Defense Career Field

Defense Careers Background

Defense CareersFrom simple rocks to sophisticated satellite surveillance systems, people have always sought ways to defend themselves and to protect their territory and to promote their interests. The development of weapons, tools, vehicles, and strategies, both defensive and offensive, plays a crucial role in the safety and welfare, as well as the economic health, of almost every society. Today, defense is a multibillion-dollar enterprise with private industries building weapons and defense systems for the government.

The rudimentary weapons of earlier times—rocks, slings, and spears—were made of whatever materials were available. The weapons were often made by the warriors who used them. At the same time people developed weapons, they also developed ways to protect themselves. The earliest armor was of animal hides, and as weapons evolved into spears and arrows, warriors learned to fashion metal into shields.

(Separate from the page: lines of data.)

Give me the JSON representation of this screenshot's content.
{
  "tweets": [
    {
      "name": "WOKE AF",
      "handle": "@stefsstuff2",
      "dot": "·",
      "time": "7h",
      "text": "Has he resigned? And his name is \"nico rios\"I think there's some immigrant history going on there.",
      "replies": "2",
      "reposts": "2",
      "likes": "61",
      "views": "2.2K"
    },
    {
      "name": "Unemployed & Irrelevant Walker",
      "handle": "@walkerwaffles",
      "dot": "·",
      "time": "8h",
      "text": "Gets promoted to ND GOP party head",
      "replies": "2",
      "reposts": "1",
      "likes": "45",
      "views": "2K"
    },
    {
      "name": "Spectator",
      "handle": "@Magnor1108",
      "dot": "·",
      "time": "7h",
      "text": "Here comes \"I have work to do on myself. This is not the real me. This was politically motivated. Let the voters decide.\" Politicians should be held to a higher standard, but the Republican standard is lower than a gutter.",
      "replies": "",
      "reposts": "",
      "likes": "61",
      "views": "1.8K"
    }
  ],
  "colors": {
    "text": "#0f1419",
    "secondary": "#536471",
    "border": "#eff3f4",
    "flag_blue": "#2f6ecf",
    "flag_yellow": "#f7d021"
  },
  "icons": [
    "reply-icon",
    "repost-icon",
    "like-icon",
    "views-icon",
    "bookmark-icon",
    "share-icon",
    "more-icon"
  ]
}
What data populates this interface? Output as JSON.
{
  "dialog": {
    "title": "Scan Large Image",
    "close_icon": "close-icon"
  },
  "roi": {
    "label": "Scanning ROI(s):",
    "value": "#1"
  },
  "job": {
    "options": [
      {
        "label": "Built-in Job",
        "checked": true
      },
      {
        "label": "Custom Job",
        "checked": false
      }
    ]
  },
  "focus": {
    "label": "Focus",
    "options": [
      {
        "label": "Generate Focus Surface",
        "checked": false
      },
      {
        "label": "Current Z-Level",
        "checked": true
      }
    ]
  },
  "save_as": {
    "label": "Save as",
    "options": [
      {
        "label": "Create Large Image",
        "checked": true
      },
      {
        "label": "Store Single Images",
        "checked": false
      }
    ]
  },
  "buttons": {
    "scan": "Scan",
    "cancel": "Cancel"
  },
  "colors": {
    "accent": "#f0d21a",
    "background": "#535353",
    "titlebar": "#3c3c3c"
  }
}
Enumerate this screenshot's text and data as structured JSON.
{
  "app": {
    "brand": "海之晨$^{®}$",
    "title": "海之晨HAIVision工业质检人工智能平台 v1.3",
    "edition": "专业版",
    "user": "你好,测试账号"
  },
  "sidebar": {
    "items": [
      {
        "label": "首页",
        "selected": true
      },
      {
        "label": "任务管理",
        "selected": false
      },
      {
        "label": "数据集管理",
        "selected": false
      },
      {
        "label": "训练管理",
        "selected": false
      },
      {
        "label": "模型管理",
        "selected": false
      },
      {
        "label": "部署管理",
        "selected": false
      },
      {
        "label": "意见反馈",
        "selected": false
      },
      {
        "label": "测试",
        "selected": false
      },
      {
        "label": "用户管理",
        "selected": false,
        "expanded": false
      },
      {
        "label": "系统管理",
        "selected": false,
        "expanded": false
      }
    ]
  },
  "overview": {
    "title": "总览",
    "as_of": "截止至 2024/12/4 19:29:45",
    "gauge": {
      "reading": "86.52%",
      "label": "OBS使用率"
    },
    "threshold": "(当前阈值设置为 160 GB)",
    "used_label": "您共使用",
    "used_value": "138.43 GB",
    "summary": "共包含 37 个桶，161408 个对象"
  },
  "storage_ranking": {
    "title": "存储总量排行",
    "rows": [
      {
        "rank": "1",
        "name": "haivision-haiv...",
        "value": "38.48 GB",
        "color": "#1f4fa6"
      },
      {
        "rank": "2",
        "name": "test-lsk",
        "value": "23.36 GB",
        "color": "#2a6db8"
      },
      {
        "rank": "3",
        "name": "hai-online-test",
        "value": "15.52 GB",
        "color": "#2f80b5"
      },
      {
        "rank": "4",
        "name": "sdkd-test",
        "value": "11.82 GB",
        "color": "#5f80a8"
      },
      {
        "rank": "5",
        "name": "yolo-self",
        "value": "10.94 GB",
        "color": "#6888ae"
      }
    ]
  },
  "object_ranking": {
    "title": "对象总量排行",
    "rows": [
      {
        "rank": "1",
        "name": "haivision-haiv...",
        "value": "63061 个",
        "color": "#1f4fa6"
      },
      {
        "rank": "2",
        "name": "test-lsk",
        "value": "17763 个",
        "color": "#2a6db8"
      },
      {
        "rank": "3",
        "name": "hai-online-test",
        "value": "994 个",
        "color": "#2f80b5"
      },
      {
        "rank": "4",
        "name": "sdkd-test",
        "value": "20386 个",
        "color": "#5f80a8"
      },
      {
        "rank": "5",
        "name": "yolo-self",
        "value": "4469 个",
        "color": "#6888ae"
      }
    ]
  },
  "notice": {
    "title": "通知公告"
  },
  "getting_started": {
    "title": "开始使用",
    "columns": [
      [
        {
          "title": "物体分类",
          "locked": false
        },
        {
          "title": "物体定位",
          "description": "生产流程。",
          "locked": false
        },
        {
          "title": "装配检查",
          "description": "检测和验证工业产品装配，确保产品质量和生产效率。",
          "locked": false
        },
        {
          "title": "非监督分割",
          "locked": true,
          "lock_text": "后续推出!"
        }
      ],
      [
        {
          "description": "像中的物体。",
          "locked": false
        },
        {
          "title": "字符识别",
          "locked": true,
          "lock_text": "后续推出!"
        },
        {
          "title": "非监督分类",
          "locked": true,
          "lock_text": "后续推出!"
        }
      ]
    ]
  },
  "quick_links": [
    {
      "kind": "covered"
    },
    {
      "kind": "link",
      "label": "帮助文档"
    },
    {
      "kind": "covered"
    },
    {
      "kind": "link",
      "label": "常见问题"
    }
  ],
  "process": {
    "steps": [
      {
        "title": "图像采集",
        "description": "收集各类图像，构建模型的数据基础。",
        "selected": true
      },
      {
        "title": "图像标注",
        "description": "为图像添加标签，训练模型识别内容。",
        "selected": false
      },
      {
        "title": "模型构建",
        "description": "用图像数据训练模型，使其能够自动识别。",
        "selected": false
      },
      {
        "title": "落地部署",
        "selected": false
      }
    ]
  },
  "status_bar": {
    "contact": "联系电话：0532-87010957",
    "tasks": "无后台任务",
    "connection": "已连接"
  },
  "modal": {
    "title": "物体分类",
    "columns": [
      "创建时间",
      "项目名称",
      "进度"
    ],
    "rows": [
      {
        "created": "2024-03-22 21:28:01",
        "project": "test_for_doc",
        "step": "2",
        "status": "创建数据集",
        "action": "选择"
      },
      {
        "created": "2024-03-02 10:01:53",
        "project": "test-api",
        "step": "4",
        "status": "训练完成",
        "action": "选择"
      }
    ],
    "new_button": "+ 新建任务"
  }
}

Another early weapon was fire. The Greeks used incendiary weapons as early as the fourth century BC. Gunpowder, invented by the Chinese, became one of the most important developments in the art of war. By the 14th century, armies had adapted gunpowder for use with cannons, which could fire large stones or metal balls for long distances and destroy a city’s fortifications. Mortars, developed by the Dutch in the 17th century, and other explosive bombs were used to terrible effect. The castles and other fortifications that had protected cities for so many centuries were rendered far less effective by these new weapons. Gunpowder was also adapted for use in firearms by the 14th century and in rockets by the 13th century. Cannons were also mounted on sea vessels. In the 16th century, the British designed the first real warship, and the British naval fleet soon dominated the seas.

The invention of the airplane and the automobile married private industry to war and defense efforts in the early part of the 20th century. The first military order for an airplane was made soon after Orville Wright and Wilbur Wright’s first flight in 1903. By 1911, airplanes were being used in war. At first, airplanes were used mainly for reconnaissance missions. However, they soon were adapted for dropping bombs. In peacetime, the government relied on industry to produce equipment such as vehicles, tanks, naval vessels, and airplanes. World War I and, to a greater extent, World War II proved just how adaptable private industry was to producing the materials of war. When the United States entered World War II, industries that previously had little to do with defense efforts were mobilized to produce everything needed for the war, from supplies to vehicles to weapons.

Other industries were tapped for valuable defense technologies. Radar, radio, and sonar were useful not only for guiding aircraft and naval vessels but also for warning of impending attacks. Chemical weapons, such as the mustard gas used in World War I, made new types of defense equipment, such as gas masks, vital to the soldiers on the ground. Automobiles made armies even more flexible; where previously they had relied on the railroads or horse-drawn wagons for supplies, armies could now be deployed and maintained virtually anywhere. The automobile was also adapted for strategic use in battle. Outfitted with armor and heavy weapons, a tank became a ferocious, seemingly unstoppable weapon.

Another important innovation of World War II was the development of the first jet engine. By the end of the 1950s, jet travel had revolutionized the airline industry, opening air travel to millions of people around the world. The Cold War between the United States and the Soviet Union, coupled with the space race that developed between the two countries, saw the dedication of enormous amounts of resources to the development of ever more sophisticated weapons. Cold War-era weapon development included conventional, nuclear, biological, and chemical weapons; air and naval craft; and surveillance, intelligence, communications, and computer technology. Much of the technology developed initially for defense has been adapted for commercial and civil use. The aerospace industry, for example, provides not only military aircraft but aircraft for commercial aviation.

Defense and the aerospace industry remain intrinsically linked. The use of aircraft and space technology has become a dominant force in modern warfare. The Persian Gulf War (1990–91) showed the strategic importance of these technologies. Using aircraft, long-range missiles, and sophisticated guidance systems coupled with satellite-based intelligence operations, the United States and its allies were able to weaken the Iraqi army almost to the point of surrender before the land-based war even began.

After tensions eased between the United States and Russia, new concerns arose with smaller countries, such as North Korea, that had the technology to build rockets that could reach the United States. The Strategic Defense Initiative, proposed by Ronald Reagan and known as Star Wars, died with the end of the Cold War in the 1980s, but new concerns prompted the government to invest in a new national missile defense system.

Today, the United States is currently occupying Afghanistan and Iraq, and concerned with fighting the threats of terrorism that come from terrorist groups from various parts of the world. Billions of dollars are being spent on developing high-tech weapons, aircraft, communications systems, and other methods of protecting the United States from traditional military attacks as well as chemical and biological warfare.